Ullrich took over the reins as Audi’s head of motorsport in 1993 and stayed in the role for 23 years, overseeing its arrival in the prototype class of sports car racing and domination of the 24 Hours of Le Mans.

Ullrich stepped down from the position at the end of 2016, handing the reins over to ex-Audi DTM chief Dieter Gass, and attended his final racing event with the German marque at its first works Formula E outing in Hong Kong earlier this month.

Ullrich was honored at the Race Night event on Friday and thanked for his efforts in developing Audi into a force within global motorsport.

“In 566 factory-backed commitments during this period he celebrated 209 victories, 13 of them in the 24 Hours of Le Mans, eleven in the 12-hour race at Sebring and nine in the ‘Petit Le Mans’ at Road Atlanta,” a piece on Ullrich’s tenure for Audi’s website reads.

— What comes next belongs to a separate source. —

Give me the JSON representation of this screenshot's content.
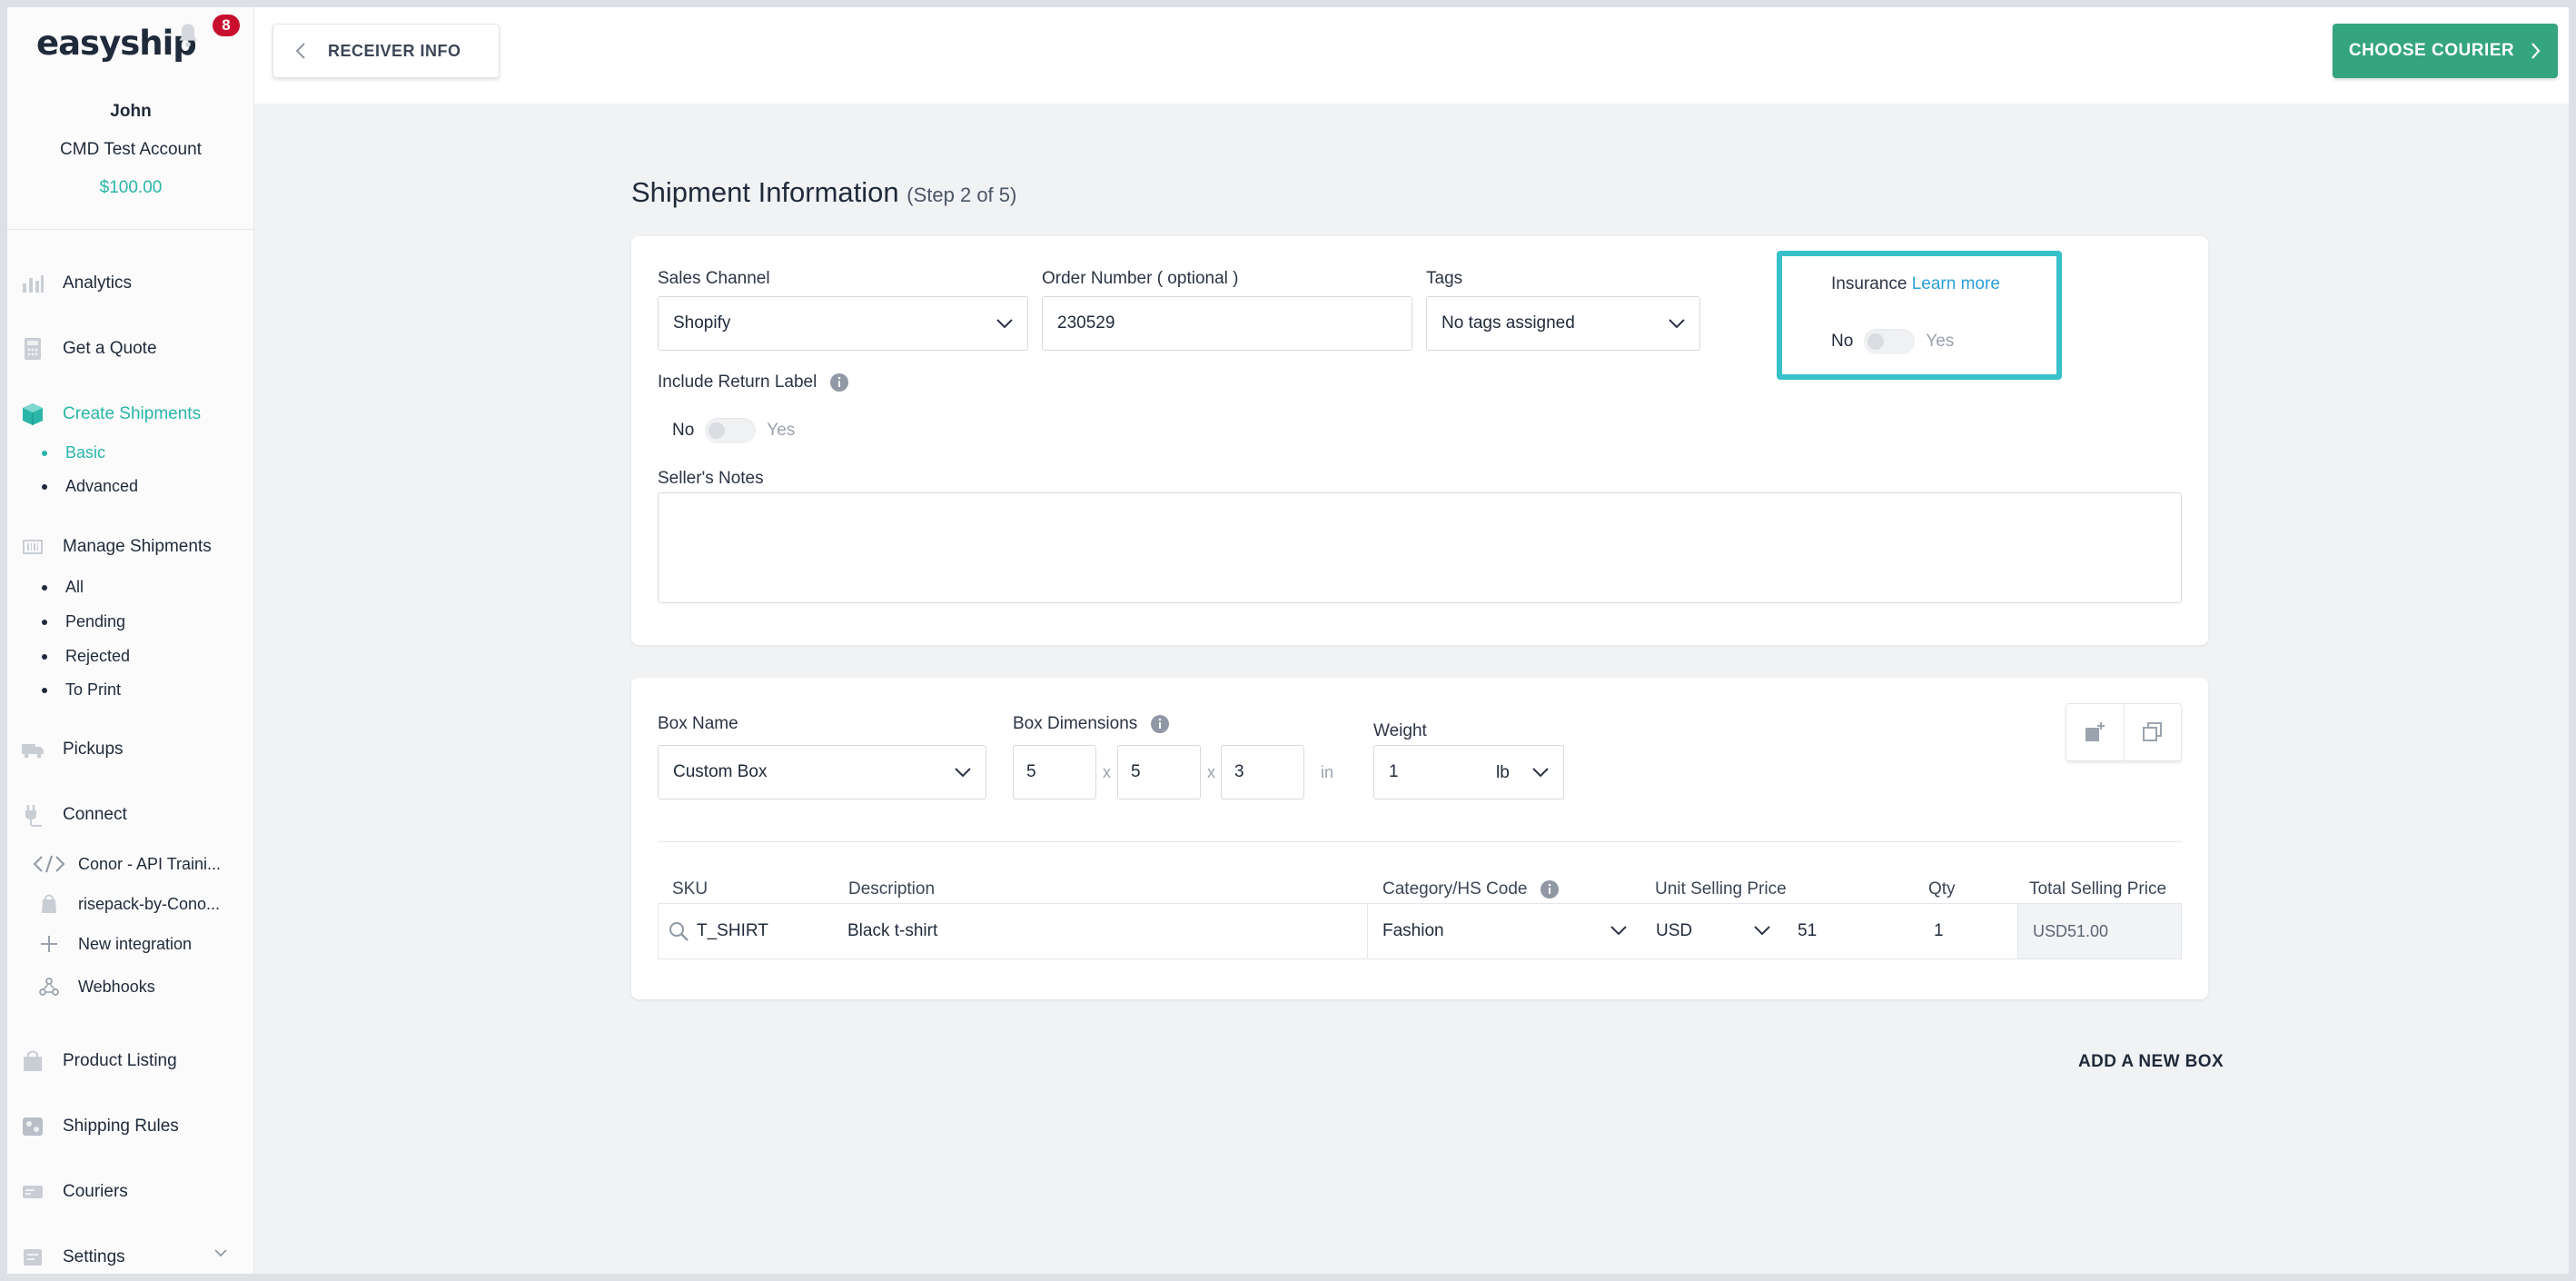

“31 driver titles in super touring car racing, in the DTM and in the sports prototype category are credited to him. 57 campaigners were Audi factory drivers during Wolfgang Ullrich’s era and he was responsible for 18 new developments of racing cars – an impressive tally.”